Cruises are synonymous with indulgence. The hearty food, rich desserts and free-flowing cocktails are not ideal for the waistline, but they could be the perfect prescription for someone in need of a vacation. More and more cruise lines, however, are starting to offer healthier ways to unwind while under sail.
Major lines have always offered spa services, yoga classes, fitness facilities and special menu options for the calorie-averse and vegetarian passengers. Recently, however, wellness has become the main event on some niche cruises, and even the industry’s heavyweights have experimented with health-related themes.
A growing trend
Healthier cruise options are out there. Weight Watchers has offered themed trips in partnership with MSC Cruises (Medeterranean Shipping Company), and Celebrity is planning a "vegan cruise" that will sail around Australia and the South Pacific later this year.
Niche brands are engaged in the most aggressive wellness promotions. A new company called Blue World Voyages is betting big on the healthy cruise idea. The startup plans to launch with three small ships that are specifically designed and equipped for passengers interested in health and fitness. Most other lines are willing to offer themed cruises, but they want to remain flexible should the whims of passengers change in the coming years.
Blue World is not only interested in attracting vegans and fitness fanatics. They have geared part of their pitch to anyone who is turned off by mainstream cruising.
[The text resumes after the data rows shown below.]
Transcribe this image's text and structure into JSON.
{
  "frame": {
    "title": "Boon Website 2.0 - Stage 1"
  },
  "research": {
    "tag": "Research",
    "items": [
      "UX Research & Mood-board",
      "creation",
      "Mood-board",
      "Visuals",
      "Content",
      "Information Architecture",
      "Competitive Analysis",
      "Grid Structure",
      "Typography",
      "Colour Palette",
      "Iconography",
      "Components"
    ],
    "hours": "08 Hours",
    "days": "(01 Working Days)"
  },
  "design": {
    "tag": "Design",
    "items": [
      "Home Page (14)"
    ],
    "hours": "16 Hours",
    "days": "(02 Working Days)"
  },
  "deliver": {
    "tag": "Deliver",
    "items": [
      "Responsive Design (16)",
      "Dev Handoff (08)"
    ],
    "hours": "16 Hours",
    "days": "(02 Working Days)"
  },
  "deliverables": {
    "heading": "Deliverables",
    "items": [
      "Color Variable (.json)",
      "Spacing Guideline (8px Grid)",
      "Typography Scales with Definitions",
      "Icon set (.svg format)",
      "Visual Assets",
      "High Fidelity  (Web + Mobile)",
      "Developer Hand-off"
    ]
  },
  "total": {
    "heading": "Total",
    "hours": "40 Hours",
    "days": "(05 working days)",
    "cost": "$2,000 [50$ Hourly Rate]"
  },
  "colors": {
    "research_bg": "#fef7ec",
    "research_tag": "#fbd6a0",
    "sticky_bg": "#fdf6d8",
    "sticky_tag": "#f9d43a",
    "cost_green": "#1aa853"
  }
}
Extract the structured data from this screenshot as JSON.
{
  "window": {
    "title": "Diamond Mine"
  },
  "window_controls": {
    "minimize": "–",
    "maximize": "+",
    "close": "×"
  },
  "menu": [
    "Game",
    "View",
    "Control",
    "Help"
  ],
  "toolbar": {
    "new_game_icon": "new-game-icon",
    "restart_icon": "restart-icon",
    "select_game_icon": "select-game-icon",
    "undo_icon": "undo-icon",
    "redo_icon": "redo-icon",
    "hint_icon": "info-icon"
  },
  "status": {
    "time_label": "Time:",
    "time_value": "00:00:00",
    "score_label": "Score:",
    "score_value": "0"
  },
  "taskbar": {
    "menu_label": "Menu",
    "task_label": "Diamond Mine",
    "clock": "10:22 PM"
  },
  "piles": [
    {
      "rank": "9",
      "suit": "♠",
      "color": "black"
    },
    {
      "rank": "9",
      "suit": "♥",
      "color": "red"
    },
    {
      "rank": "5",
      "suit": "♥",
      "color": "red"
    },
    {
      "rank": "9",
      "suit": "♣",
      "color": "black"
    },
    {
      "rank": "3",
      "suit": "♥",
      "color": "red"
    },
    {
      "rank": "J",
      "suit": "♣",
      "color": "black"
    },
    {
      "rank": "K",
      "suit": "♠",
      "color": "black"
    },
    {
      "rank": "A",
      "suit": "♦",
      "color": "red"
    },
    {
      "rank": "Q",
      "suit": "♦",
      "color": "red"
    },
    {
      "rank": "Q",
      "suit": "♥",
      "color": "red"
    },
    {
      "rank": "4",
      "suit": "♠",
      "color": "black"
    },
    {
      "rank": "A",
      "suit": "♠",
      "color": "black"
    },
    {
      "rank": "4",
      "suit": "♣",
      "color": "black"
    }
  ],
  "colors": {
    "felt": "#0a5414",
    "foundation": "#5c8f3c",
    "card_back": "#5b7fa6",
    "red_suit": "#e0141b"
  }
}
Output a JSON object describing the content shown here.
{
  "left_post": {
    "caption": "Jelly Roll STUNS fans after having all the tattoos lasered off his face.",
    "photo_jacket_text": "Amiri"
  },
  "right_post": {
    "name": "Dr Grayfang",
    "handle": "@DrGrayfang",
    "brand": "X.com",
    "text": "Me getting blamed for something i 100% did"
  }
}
As their site states, "If you live an active lifestyle, and your idea of adventure isn’t hanging out at a fake luau with 4,000 of your closest friends, welcome aboard."
Meditation and mindfulness
Cruise Critic calls Seabourn Cruises the industry’s "most holistic" brand. The luxury line, a subsidiary of Carnival Cruises, is not only focused on wellness, but all of its ships offer programming that fits into this niche. This means passengers do not have to choose a special wellness cruise.
In addition to daily meditation and yoga classes, Seabourn has lectures and classes on health, nutrition and general wellness. The line hired natural health guru Andrew Weil to design seminars and lectures. Seabourn currently has five vessels, and its restaurants, though not specifically vegan or vegetarian, are known for their quality. Chef Thomas Keller, of The French Laundry fame, designed the menus.
Niche cruise packages
Lindblad Expeditions, an adventure cruise company that partners with National Geographic, has special wellness and adventure cruises that fit somewhere between Blue World Voyage’s all-wellness-all-the-time, and Seabourn’s mindfulness-if-you-want. Lindblad’s itineraries are, by nature, active because they include wilderness hikes, kayaking trips, standup paddleboarding and other “adventure” activities. The wellness-themed voyages, to places like California’s Channel Islands and the Sea of Cortez, include various forms of yoga, fitness and daily guided meditation practice.
It seems like niche lines are leading the onboard wellness revolution, but what about the big players in the industry?
Bigger ships, fewer options
The Celebrity Solstice can carry nearly 3,000 passengers, and it is about to experiment with vegan cruising. Celebrity is offering a nine-day vegan cruise on the Solstice in October. Cruisers will get to enjoy the usual Celebrity amenities while being served a full vegan menu and taking part in special fitness, meditation, cooking and nutrition classes.
This sounds pretty similar to the aforementioned smaller ships’ wellness programs. It is, but it is also obvious that wellness cruising is still a minor niche: Only 250 passengers (about 10 percent of the Solstice’s total capacity) will be part of the special wellness-themed trip.
Another major industry name, CMV (Cruise and Maritime Voyages), has already offered a plant-based menu cruise. It launched a trip to Scandinavia on a new 1,400-person vessel called the Columbus. Rather than creating its own itinerary and menus, the line came to an arrangement that could be the future blueprint for various wellness and special diet trips. CMV partnered with a company called Vegan Travel, which started by organizing river cruises in Europe and is apparently expanding to larger seagoing boats.
Floating spas on both fresh and saltwater
The wellness partnership idea has made its way into several other cruise brands as well. The famous Canyon Ranch Spa, which started in Arizona, operates spas, fitness centers and health food outlets on several cruise lines, including Cunard, Oceania, Celebrity and Regent Seven Seas. These SpaClub at Sea centers include the usual range of massages, but they also have services like nutritional consultations, fitness classes and body composition analysis (measurements of health metrics such as BMI, muscle mass, fat, fluid and metabolism).
The wellness trend is not just for ocean-going vessels. River cruise specialist Aqua Expeditions recently offered a four-day yoga-themed Mekong Cruise aboard one of its 40-passenger boats. The line hired a Singaporean wellness guru to lead the program.
Paying more to be healthy
Whether it’s onboard wellness spas, vegan menus or floating meditation retreats, you can find healthier cruises if you look hard enough. Unfortunately for budget cruisers, most of the options are on upscale niche lines. Mainstream companies, however, are starting to experiment with wellness-themed cruises.